Religious liberty is the holy grail among public theologians today. If you can convince your audience that your position provides for religious liberty defined by the canons of liberal democracy (which presumably, your opponent’s does not) then you win. Calvinists have picked up on this and a flood of books on John Calvin’s creation of liberal democracy etc have appeared. One sees it in a smaller degree in the works on John Knox and the Scottish Covenanters. But is this really the case that these positions provide the framework for liberal democracy? The answer is a clear and obvious “no.”
It is true that all of these positions posit a (rightful) negation of the Romanist doctrine of papal political universality. The negation of this point, though, does not entail liberal democracy. Here’s why:
- In Book IV chapter 20 Calvin says the magistrate must further the true religion in the land.

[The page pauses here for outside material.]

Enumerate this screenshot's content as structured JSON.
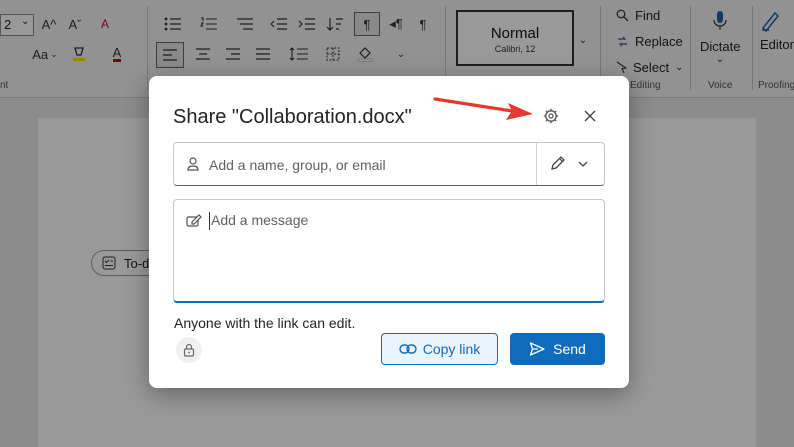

This is probably the most anti-American thing one can say.
- John Knox believed the magistrate should use some Old Testament laws as his judicial base (and of course, he held to the above point).

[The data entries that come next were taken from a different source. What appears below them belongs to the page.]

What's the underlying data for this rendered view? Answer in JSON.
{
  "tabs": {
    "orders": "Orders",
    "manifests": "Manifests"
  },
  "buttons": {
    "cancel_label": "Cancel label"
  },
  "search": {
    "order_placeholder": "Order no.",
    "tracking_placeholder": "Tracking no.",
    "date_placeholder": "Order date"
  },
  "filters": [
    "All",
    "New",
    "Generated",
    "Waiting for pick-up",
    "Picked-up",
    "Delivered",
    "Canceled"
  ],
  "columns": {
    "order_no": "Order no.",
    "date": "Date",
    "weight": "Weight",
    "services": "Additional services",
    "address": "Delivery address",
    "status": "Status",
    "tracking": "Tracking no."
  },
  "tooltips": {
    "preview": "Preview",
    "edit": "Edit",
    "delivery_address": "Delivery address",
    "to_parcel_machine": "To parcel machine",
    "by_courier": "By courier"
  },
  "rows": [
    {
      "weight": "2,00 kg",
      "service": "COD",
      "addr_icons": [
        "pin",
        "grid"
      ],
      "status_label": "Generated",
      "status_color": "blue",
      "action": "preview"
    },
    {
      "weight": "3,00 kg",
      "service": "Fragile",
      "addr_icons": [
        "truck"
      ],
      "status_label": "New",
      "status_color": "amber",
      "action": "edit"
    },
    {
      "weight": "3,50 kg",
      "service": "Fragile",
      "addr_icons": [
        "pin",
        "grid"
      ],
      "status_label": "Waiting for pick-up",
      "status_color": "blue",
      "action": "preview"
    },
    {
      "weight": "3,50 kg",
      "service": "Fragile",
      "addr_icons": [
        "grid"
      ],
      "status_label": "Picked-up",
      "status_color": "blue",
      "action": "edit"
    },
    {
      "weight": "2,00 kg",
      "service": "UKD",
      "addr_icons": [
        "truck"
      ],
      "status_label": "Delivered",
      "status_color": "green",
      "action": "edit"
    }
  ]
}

- The Scottish covenanters had no problem with the magistrate, for example, putting witches to death. (It is true the Covenanters were anti-monarchist, but I think this is so primarily because the Stuart monarchy saw themselves as head of the Church.)